Maintain a healthy weight. Being overweight increases your risk of developing high blood pressure. In fact, blood pressure rises as body weight increases. Losing even 10 pounds can lower blood pressure, particularly in individuals who are overweight and already have hypertension.
Be physically active. Being physically active is one of the most important steps you can take to prevent or control high blood pressure. Physical activity also reduces your risk of heart disease. Aim for at least 30 minutes of exercise on most days of the week.
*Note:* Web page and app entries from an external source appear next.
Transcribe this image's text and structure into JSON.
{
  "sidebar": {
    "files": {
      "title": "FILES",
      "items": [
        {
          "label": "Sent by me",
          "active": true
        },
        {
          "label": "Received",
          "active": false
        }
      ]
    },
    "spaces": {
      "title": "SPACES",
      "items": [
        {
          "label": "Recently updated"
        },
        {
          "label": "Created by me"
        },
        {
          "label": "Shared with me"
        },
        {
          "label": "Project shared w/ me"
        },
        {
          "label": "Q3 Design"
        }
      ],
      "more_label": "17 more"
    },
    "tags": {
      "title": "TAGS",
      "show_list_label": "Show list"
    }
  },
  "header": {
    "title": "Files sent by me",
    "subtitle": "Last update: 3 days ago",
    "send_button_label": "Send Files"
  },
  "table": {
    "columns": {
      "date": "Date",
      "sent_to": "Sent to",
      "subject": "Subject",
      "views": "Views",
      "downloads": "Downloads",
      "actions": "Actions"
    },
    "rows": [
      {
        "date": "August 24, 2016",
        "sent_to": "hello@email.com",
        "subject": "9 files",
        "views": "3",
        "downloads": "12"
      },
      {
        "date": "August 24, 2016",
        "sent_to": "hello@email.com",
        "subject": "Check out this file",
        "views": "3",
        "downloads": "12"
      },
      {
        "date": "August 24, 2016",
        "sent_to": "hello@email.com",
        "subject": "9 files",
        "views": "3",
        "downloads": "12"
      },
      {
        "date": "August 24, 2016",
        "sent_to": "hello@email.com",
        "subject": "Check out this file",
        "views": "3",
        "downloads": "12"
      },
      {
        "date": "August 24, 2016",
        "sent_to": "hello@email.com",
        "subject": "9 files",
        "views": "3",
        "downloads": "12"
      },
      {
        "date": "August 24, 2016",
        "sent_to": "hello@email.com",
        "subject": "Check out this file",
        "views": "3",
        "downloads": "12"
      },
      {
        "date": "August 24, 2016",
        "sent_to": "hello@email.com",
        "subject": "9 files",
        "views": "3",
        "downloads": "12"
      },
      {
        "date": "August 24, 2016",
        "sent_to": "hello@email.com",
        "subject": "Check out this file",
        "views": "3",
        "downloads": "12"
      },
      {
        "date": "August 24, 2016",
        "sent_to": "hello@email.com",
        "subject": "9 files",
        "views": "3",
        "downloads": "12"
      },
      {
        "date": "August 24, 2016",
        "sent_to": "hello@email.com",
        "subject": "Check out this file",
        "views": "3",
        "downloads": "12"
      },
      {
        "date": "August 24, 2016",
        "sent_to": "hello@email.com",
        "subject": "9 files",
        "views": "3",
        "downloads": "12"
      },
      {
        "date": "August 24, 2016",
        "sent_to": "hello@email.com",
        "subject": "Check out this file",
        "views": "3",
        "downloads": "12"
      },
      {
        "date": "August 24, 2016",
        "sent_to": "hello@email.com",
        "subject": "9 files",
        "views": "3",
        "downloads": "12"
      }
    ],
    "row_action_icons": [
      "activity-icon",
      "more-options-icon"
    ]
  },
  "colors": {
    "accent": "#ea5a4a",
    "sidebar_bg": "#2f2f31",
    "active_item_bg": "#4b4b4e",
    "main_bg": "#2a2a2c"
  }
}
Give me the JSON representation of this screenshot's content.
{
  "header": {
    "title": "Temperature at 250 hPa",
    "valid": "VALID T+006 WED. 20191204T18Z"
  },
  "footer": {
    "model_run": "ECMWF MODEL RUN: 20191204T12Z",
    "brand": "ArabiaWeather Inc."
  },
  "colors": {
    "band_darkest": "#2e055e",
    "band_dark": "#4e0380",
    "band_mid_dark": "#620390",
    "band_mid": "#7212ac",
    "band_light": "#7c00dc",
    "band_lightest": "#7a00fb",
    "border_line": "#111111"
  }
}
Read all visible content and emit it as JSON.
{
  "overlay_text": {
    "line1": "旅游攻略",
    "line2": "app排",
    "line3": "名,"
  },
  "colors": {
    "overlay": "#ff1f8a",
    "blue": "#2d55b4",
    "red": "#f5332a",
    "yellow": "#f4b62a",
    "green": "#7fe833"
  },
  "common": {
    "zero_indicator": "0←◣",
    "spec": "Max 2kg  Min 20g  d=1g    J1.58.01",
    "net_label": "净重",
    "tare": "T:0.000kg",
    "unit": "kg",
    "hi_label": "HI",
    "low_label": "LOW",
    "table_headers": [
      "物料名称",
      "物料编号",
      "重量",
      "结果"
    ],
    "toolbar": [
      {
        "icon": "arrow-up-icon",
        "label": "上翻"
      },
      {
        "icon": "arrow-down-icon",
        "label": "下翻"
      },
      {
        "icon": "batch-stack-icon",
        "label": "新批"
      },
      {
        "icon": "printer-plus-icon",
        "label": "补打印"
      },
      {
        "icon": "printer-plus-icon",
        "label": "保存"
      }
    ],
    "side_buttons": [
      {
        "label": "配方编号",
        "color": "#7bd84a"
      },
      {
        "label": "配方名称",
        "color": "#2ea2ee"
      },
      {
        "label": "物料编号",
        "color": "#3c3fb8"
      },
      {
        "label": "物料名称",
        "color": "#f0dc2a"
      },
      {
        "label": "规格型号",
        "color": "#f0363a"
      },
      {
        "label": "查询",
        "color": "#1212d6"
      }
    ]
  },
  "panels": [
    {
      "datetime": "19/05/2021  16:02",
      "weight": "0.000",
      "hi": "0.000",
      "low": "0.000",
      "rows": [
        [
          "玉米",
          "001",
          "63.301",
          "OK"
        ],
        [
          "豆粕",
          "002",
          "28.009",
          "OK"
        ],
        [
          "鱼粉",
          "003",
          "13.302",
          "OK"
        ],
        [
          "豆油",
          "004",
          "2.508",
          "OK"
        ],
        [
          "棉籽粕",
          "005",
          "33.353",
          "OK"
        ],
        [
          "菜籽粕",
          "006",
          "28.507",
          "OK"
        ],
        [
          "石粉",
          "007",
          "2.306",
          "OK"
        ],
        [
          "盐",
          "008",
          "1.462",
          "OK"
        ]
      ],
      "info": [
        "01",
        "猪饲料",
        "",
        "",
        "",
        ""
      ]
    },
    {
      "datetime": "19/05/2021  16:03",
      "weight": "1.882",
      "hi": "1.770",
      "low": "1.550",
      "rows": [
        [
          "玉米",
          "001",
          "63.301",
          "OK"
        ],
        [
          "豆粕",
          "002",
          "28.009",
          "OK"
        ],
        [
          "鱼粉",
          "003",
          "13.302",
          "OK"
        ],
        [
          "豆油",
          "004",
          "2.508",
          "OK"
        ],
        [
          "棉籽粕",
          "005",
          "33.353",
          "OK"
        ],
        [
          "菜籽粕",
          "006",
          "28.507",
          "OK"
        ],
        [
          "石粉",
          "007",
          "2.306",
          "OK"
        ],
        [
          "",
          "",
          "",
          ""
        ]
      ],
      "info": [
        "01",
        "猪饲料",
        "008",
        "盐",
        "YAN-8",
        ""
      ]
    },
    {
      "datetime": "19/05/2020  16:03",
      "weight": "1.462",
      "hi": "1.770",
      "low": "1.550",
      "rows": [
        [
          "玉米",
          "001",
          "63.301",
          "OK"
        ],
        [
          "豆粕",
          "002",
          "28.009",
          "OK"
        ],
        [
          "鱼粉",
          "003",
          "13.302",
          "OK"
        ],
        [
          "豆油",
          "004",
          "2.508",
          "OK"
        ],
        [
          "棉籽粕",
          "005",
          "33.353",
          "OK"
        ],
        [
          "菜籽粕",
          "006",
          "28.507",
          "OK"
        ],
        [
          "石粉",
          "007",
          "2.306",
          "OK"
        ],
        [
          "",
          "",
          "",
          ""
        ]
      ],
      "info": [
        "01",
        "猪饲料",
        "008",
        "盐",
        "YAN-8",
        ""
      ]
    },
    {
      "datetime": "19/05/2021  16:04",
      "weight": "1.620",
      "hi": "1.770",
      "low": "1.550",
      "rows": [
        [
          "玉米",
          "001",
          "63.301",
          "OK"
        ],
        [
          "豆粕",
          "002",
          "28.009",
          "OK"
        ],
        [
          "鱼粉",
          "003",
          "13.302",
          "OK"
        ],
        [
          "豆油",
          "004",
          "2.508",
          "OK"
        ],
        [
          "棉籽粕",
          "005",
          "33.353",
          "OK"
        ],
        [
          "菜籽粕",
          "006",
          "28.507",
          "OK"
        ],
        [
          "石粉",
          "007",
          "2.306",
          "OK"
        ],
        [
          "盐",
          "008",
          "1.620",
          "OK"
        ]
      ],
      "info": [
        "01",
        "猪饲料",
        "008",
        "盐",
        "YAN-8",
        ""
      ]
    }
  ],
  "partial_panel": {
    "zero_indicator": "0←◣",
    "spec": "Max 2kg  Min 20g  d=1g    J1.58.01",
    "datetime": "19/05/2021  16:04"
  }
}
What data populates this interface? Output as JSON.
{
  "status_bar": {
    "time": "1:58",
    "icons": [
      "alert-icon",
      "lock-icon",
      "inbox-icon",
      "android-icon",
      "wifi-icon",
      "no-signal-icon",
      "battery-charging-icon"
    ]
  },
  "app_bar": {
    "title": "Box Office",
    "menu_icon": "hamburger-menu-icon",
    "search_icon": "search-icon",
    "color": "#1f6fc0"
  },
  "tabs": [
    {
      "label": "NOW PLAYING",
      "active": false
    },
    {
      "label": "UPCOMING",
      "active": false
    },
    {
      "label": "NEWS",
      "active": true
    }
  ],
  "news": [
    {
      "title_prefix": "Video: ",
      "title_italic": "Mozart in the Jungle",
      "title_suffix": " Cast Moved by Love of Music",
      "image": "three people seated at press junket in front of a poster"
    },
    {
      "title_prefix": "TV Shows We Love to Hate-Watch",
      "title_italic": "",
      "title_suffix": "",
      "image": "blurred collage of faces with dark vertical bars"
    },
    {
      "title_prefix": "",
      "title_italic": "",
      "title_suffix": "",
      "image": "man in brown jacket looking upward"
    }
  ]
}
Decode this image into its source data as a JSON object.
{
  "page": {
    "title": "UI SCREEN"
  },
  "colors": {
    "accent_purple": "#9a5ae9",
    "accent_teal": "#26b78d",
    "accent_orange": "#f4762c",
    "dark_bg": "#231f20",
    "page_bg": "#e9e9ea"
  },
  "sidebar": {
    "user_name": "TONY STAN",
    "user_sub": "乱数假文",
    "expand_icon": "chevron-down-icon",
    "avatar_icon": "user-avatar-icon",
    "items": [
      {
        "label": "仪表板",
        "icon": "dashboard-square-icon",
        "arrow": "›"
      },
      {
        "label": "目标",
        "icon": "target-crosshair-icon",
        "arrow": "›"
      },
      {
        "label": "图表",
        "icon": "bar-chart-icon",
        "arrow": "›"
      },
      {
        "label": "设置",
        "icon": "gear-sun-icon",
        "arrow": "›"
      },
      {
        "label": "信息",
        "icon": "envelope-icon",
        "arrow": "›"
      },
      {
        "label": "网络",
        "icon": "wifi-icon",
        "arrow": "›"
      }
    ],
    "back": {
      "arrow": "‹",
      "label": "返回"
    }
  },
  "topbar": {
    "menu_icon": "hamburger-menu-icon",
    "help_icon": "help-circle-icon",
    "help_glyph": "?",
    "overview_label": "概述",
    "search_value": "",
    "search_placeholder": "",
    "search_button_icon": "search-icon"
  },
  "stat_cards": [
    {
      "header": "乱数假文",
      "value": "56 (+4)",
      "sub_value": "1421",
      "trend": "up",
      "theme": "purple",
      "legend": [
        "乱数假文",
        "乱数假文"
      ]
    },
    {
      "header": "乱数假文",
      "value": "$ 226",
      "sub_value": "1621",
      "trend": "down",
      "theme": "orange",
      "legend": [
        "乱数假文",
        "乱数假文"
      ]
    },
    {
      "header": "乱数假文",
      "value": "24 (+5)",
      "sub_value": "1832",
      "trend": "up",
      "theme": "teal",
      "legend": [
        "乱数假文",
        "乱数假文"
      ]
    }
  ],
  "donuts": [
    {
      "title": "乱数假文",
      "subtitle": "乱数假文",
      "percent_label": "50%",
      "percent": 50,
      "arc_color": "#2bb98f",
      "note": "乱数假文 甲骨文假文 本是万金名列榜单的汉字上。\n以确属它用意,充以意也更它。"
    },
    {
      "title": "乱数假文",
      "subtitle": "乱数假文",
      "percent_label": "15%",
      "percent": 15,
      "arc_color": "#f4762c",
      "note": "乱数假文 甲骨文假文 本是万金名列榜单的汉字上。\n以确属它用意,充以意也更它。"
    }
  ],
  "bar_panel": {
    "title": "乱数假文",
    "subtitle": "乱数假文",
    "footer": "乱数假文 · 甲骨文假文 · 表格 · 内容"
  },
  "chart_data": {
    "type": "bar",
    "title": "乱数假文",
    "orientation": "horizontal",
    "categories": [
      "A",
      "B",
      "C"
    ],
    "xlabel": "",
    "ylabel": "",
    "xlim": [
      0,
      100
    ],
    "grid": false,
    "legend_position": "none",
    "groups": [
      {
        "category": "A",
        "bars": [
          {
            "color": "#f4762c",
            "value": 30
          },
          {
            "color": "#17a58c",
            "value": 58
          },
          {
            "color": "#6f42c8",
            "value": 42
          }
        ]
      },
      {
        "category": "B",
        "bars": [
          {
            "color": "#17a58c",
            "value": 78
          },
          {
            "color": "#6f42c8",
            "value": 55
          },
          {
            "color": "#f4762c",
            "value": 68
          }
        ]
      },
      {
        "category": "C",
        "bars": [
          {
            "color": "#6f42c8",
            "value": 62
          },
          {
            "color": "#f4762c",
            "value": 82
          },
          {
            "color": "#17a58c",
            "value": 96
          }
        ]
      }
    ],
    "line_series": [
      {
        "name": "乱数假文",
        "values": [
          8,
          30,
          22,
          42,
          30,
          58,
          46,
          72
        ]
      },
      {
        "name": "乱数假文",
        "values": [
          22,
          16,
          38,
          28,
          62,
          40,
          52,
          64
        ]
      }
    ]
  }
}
Limit alcohol intake. Drinking too much alcohol can raise blood pressure and harm the liver, brain and heart. Drinking alcohol quickly adds empty calories, which will make it difficult if you are trying to lose weight. If you drink alcoholic beverages, limit the amount (1 drink a day for women and 2 for men).
Increase potassium intake. Research shows that potassium lowers blood pressure. Studies do not indicate that calcium and magnesium supplements prevent high blood pressure. Be sure to eat a potassium-rich diet. Some good sources of potassium are various fruits, vegetables, dairy foods and fish. The amounts of potassium in various foods are provided below:
Format: Food, Serving Size, Potassium (mg)
Apricots, dried, 10 halves: 407
Avocados, raw, 1 ounce: 180
Bananas, raw, 1 cup: 594
Beets, cooked, 1 cup 519
Brussel sprouts, cooked, 1 cup: 504
Cantaloupe, 1 cup: 494
Dates, dry, 5 dates: 271
Figs, dry, 2 figs: 271
Kiwi fruit, raw, 1 medium: 252
Honeydew, 1 cup: 461
Lima beans, 1 cup: 955
Milk, nonfat, 1 cup: 407
Nectarines, 1 nectarine: 288
Orange juice, 1 cup: 496
Oranges, 1 orange: 237
Pears, 1 pear: 208
Peanuts, dry roasted, without salt, 1 ounce: 187
Potatoes, baked, flesh and skin, 1 potato: 1081
Prune juice, 1 cup: 707
Prunes, dried, 1 cup: 828
Raisins, 1 cup: 1089
Spinach, cooked, 1 cup: 839
Tomato sauce, canned, 1 cup: 909
Winter squash, 1 cup, 896
Yogurt, plain, nonfat, 8 ounces, 579
Values were obtained from the USDA Nutrient Database for Standard References, Release 15 for Potassium, K (mg) content of selected foods per common measure: http://www.nal.usda.gov/fnic/foodcomp/Data/SR15/wtrank/wt_rank.html